◆ **TASK STATEMENT**: Search the data below for the word "price" and copy each line that holds it.

◆ **EXCERPTED DATA**:
▬▬▬▬▬▬▬▬▬▬

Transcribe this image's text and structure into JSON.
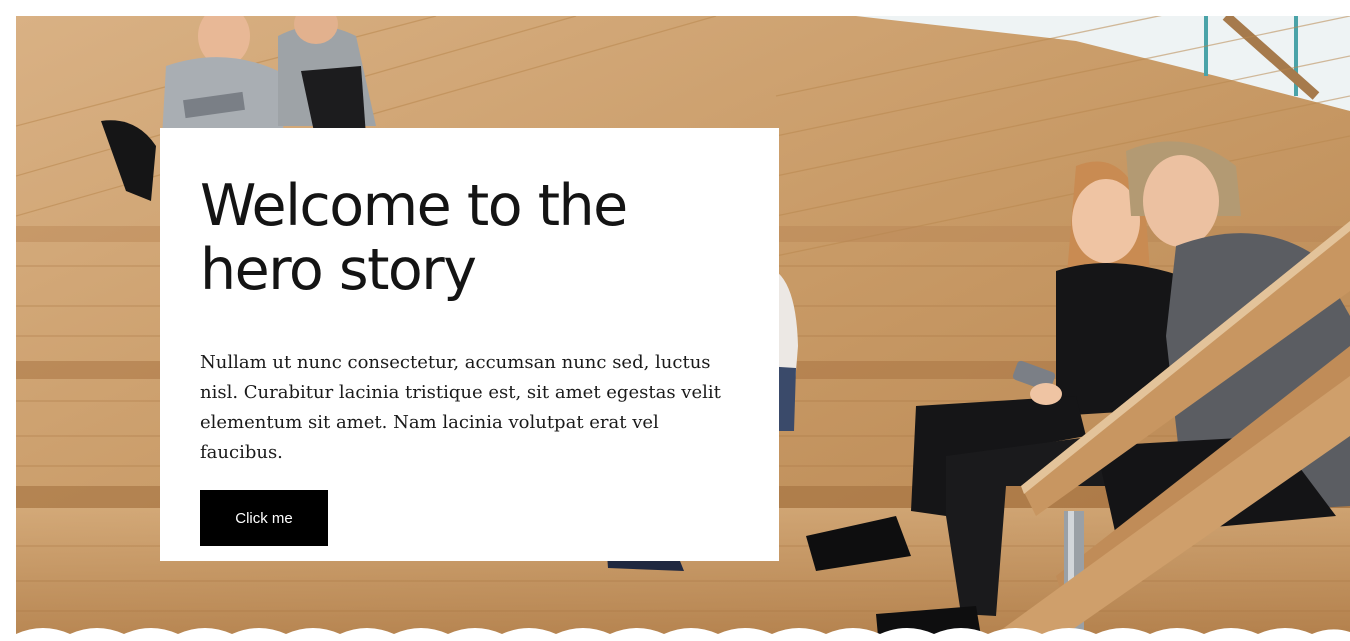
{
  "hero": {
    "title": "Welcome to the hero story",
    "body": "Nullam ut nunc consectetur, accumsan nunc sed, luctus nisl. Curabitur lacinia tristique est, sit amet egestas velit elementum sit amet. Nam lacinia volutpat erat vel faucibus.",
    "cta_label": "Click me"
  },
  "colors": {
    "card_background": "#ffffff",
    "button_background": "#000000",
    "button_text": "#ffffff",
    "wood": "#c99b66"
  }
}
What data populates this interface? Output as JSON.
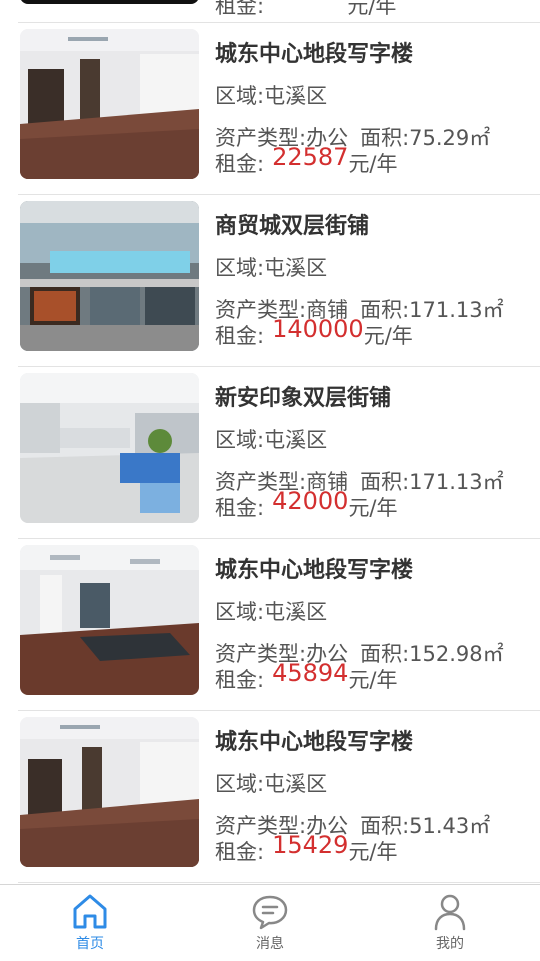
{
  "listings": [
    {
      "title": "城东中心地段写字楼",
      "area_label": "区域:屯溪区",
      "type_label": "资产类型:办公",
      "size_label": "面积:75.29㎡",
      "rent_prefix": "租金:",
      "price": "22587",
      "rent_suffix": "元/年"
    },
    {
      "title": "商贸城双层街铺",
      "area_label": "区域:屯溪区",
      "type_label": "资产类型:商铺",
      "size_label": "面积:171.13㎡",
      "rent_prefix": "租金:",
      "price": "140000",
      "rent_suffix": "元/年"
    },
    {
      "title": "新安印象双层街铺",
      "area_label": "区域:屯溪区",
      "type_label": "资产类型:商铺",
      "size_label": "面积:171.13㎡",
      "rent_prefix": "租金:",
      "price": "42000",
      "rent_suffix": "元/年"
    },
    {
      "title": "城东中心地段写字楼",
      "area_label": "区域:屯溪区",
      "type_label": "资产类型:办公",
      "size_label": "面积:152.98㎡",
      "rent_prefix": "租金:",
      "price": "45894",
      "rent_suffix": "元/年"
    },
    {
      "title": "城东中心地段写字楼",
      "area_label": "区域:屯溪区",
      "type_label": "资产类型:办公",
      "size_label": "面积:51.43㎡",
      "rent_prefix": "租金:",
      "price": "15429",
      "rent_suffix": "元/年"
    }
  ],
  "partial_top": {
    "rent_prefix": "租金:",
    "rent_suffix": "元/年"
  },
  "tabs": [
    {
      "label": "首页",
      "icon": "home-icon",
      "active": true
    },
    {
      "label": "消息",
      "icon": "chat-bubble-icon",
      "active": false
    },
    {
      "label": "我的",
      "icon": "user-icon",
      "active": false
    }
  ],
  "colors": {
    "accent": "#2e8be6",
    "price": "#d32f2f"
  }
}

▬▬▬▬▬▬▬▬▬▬

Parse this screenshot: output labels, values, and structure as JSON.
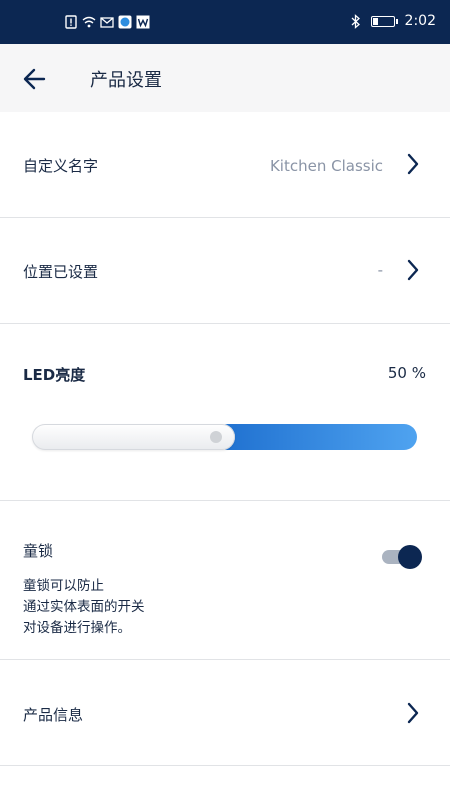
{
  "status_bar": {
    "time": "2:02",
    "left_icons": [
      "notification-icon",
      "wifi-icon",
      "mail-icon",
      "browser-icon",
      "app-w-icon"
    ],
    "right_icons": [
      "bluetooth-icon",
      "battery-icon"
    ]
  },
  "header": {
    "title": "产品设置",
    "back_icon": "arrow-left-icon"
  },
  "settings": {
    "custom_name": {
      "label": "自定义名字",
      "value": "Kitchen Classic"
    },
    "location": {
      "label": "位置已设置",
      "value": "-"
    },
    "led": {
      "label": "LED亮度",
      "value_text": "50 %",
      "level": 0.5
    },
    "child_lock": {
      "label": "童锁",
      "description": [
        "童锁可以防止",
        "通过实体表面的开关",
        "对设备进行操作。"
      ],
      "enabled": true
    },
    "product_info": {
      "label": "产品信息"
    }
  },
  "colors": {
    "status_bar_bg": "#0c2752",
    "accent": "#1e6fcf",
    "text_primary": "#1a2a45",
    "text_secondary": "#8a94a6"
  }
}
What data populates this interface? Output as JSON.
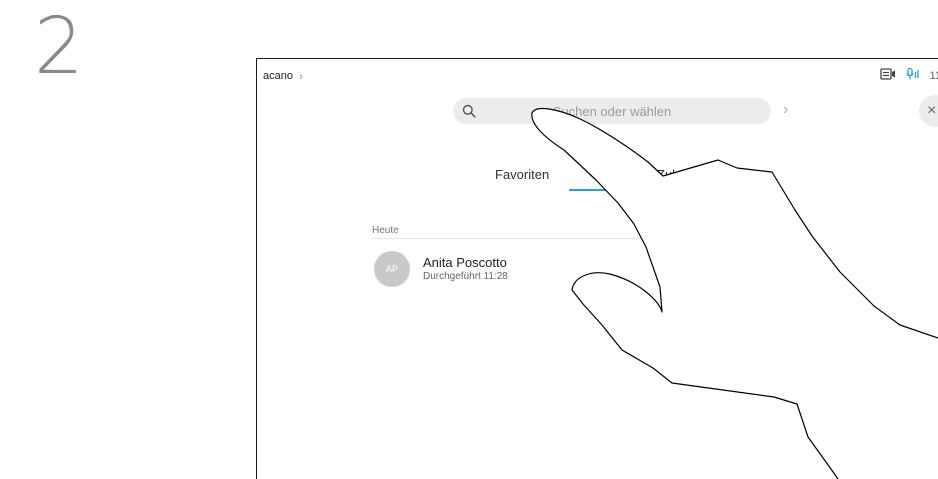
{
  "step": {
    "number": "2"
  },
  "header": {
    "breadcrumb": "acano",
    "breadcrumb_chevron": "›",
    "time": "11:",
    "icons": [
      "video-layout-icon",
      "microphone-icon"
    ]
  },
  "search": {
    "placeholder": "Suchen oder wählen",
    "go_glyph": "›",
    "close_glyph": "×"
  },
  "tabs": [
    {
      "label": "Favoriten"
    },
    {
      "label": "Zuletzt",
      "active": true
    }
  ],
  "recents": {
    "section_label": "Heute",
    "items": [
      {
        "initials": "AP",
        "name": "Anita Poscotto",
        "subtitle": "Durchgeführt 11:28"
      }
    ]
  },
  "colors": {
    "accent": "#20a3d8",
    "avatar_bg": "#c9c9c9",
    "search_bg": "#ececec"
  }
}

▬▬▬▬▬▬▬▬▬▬

◆ **ANSWER BOX**:
      "price": "22587",
      "price": "140000",
      "price": "42000",
      "price": "45894",
      "price": "15429",
    "price": "#d32f2f"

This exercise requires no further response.